Sprain an ankle, apply the RICE formula with ice, rest, elevation and compression. That has been the rule until now.
One of our oldest educational brochures recommends that you use ice for pain and swelling and heat for minor aches and stiffness. Surprising new information says ice is more harmful than helpful, and may actually delay or injure an area.
An article in the Journal Sports Medicine from 1986 adapted from Gabe Mikin MD had suggested that the actual effect ice has on injured tissues is to increase the permeability of the lymphatic system which is supposed to carry excess fluids back to the cardio vascular system. In other words, fluids begin to pour in the wrong direction with the use of ice back into the injured area, increasing pain, pressure and swelling. This is not what has been believed or taught to many healthcare providers over the years.
Since then, more journal articles have been written that suggest we as healthcare providers need to change what we are telling our patients.
The American Journal of Sports Medicine in June 2013 suggested that while cooling delayed swelling, it did not improve recovery from muscular damage and a summary of 22 scientific articles published in the American Journal of Sports Medicine in 2004 found no evidence that ice and compression speeded healing over compression alone, although ice with exercise may marginally heal ankle sprains.

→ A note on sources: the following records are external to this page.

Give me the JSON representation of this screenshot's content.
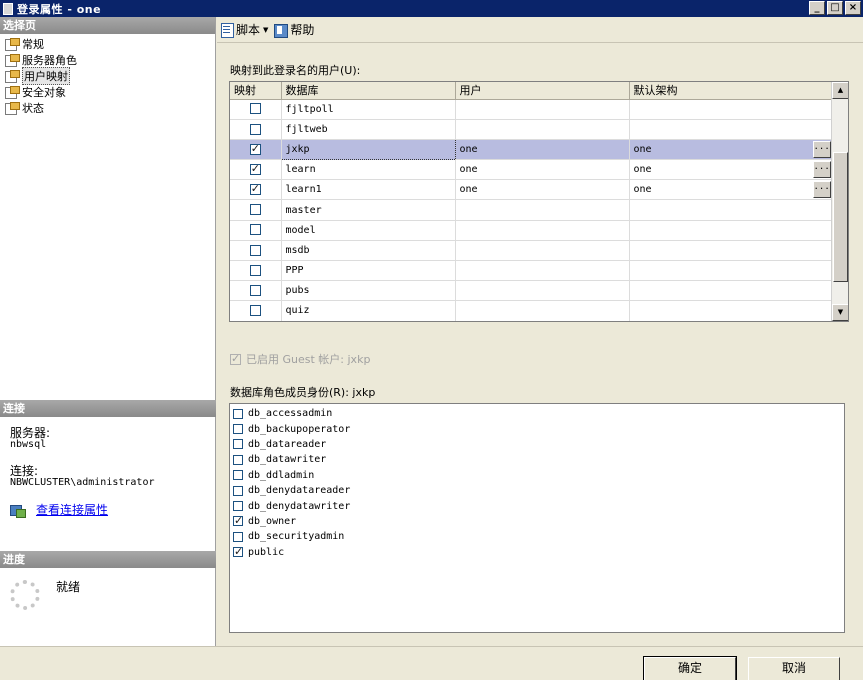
{
  "window": {
    "title": "登录属性 - one",
    "minimize": "_",
    "maximize": "□",
    "close": "×"
  },
  "toolbar": {
    "script_label": "脚本",
    "help_label": "帮助"
  },
  "left": {
    "select_page_header": "选择页",
    "pages": [
      {
        "label": "常规"
      },
      {
        "label": "服务器角色"
      },
      {
        "label": "用户映射"
      },
      {
        "label": "安全对象"
      },
      {
        "label": "状态"
      }
    ],
    "connection_header": "连接",
    "server_label": "服务器:",
    "server_value": "nbwsql",
    "connection_label": "连接:",
    "connection_value": "NBWCLUSTER\\administrator",
    "view_props_link": "查看连接属性",
    "progress_header": "进度",
    "progress_status": "就绪"
  },
  "mapping": {
    "section_label": "映射到此登录名的用户(U):",
    "columns": [
      "映射",
      "数据库",
      "用户",
      "默认架构"
    ],
    "rows": [
      {
        "mapped": false,
        "db": "fjltpoll",
        "user": "",
        "schema": ""
      },
      {
        "mapped": false,
        "db": "fjltweb",
        "user": "",
        "schema": ""
      },
      {
        "mapped": true,
        "db": "jxkp",
        "user": "one",
        "schema": "one",
        "selected": true,
        "ellipsis": "..."
      },
      {
        "mapped": true,
        "db": "learn",
        "user": "one",
        "schema": "one",
        "ellipsis": "..."
      },
      {
        "mapped": true,
        "db": "learn1",
        "user": "one",
        "schema": "one",
        "ellipsis": "..."
      },
      {
        "mapped": false,
        "db": "master",
        "user": "",
        "schema": ""
      },
      {
        "mapped": false,
        "db": "model",
        "user": "",
        "schema": ""
      },
      {
        "mapped": false,
        "db": "msdb",
        "user": "",
        "schema": ""
      },
      {
        "mapped": false,
        "db": "PPP",
        "user": "",
        "schema": ""
      },
      {
        "mapped": false,
        "db": "pubs",
        "user": "",
        "schema": ""
      },
      {
        "mapped": false,
        "db": "quiz",
        "user": "",
        "schema": ""
      }
    ]
  },
  "guest": {
    "label": "已启用 Guest 帐户: jxkp",
    "checked": true
  },
  "roles": {
    "section_label": "数据库角色成员身份(R): jxkp",
    "items": [
      {
        "name": "db_accessadmin",
        "checked": false
      },
      {
        "name": "db_backupoperator",
        "checked": false
      },
      {
        "name": "db_datareader",
        "checked": false
      },
      {
        "name": "db_datawriter",
        "checked": false
      },
      {
        "name": "db_ddladmin",
        "checked": false
      },
      {
        "name": "db_denydatareader",
        "checked": false
      },
      {
        "name": "db_denydatawriter",
        "checked": false
      },
      {
        "name": "db_owner",
        "checked": true
      },
      {
        "name": "db_securityadmin",
        "checked": false
      },
      {
        "name": "public",
        "checked": true
      }
    ]
  },
  "buttons": {
    "ok": "确定",
    "cancel": "取消"
  }
}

Applying ice to injured tissue, we now understand shuts off blood flow to the injured area which is needed to bring in the healing cells of inflammation. Since the tissue does not restore its blood flow for many hours, this decreased blood flow may cause tissue to die off from the lack of blood flow and may even cause permanent nerve damage. This information was published in 2014.

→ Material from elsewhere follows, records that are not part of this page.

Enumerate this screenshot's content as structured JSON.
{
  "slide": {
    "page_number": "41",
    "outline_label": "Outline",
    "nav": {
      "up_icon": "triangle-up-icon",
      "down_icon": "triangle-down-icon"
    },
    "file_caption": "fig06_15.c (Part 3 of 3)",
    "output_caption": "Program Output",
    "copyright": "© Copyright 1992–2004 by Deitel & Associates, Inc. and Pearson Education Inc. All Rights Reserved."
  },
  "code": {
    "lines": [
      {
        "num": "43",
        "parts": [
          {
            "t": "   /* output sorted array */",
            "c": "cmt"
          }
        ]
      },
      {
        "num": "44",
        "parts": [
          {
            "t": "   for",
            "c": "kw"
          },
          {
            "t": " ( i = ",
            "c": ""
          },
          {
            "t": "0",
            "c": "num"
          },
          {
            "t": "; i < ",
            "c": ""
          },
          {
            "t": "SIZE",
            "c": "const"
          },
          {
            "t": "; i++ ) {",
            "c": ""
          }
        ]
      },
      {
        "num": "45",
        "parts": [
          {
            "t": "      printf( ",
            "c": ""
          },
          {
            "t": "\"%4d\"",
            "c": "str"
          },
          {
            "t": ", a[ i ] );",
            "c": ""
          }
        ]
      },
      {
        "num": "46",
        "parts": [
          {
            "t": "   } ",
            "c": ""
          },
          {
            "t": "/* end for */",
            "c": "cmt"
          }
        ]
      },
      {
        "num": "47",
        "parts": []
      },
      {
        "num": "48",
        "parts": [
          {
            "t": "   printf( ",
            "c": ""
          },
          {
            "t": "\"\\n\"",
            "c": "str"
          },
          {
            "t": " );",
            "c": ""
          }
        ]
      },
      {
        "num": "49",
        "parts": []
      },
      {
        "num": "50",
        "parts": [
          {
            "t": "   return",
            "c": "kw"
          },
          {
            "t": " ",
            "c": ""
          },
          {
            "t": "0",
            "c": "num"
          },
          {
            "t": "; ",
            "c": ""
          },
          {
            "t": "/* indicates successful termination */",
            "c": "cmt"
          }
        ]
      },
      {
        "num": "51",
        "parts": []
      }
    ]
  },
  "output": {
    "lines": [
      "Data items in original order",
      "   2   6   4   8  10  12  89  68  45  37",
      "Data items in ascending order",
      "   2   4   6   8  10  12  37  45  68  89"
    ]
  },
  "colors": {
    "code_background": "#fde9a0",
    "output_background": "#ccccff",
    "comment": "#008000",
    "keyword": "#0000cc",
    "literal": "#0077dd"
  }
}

A new paradigm is now emerging called active recovery which must accomplish the following:
- Bringing in nourishment and other supplies to an injured area.
- The removal of waste.

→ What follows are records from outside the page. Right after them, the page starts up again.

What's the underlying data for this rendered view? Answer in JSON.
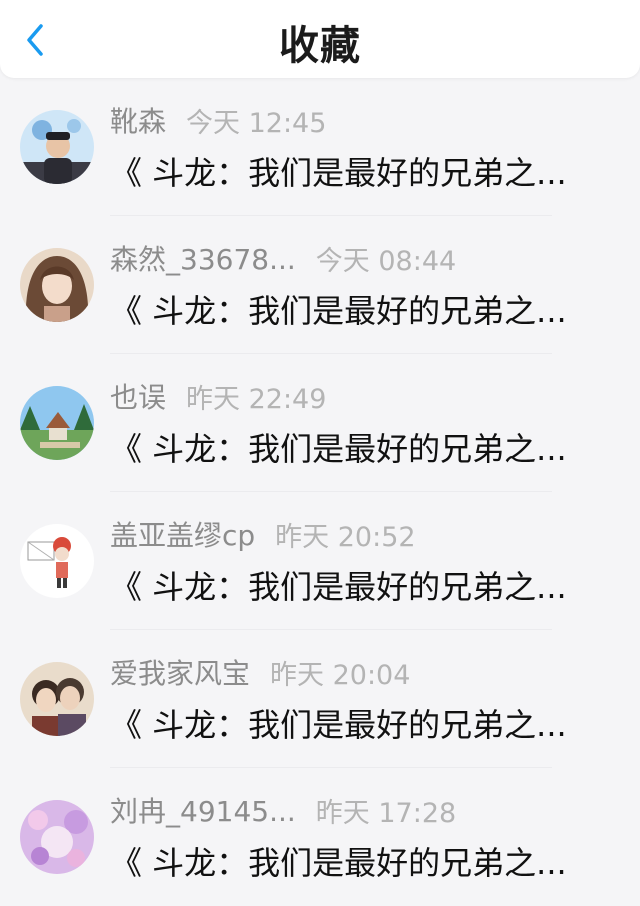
{
  "header": {
    "title": "收藏",
    "back_icon": "chevron-left-icon",
    "accent_color": "#1a9bf0"
  },
  "items": [
    {
      "name": "靴森",
      "time": "今天 12:45",
      "text": "《 斗龙：我们是最好的兄弟之..."
    },
    {
      "name": "森然_33678...",
      "time": "今天 08:44",
      "text": "《 斗龙：我们是最好的兄弟之..."
    },
    {
      "name": "也误",
      "time": "昨天 22:49",
      "text": "《 斗龙：我们是最好的兄弟之..."
    },
    {
      "name": "盖亚盖缪cp",
      "time": "昨天 20:52",
      "text": "《 斗龙：我们是最好的兄弟之..."
    },
    {
      "name": "爱我家风宝",
      "time": "昨天 20:04",
      "text": "《 斗龙：我们是最好的兄弟之..."
    },
    {
      "name": "刘冉_49145...",
      "time": "昨天 17:28",
      "text": "《 斗龙：我们是最好的兄弟之..."
    }
  ]
}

- The production and release of myokines. Read more about this in the Journal of Applied Physiology here.
- The remodeling of repaired tissue.
Here is how to apply this new concept of active recovery.
- Movement or light strides on a bike to get movement into an injured area as tolerated.
- Do not be too aggressive on an injured area with active recovery. Too much can actually further damage tissue and strain other parts of the body that are getting used when the injured part is not functioning.
How to treat an ankle sprain using the new paradigm.
- No ice, elevate and move the area.
- Anything that naturally helps draw fluids such as kinesio tape can help, but is not essential.
- Movement of the area as soon as possible, and place weight in the area as soon as possible, but be careful, too much can cause more damage.
- As the area heals, restore movement and reteach mechano receptors using balance and other methods to restore the bodies normal mechanisms of movement and ability to sense the joint properly.
These same ideas can be applied to back sprains and other sprained joints as well. The basic idea is that we now are avoiding ice, we bear weight as soon as possible and movement is the key to appropriate recovery.
There are a number of internet sites that are now recommending we change what we are doing. Here are some different point of view but the newest information is the same, other than immediately after an injury, forget the ice and get into gentle movement as tolerated.
http://www.macleans.ca/society/the-end-of-the-ice-age/ https://www.ncbi.nlm.nih.gov/pmc/articles/PMC3396304/ https://www.ncbi.nlm.nih.gov/pmc/articles/PMC522152/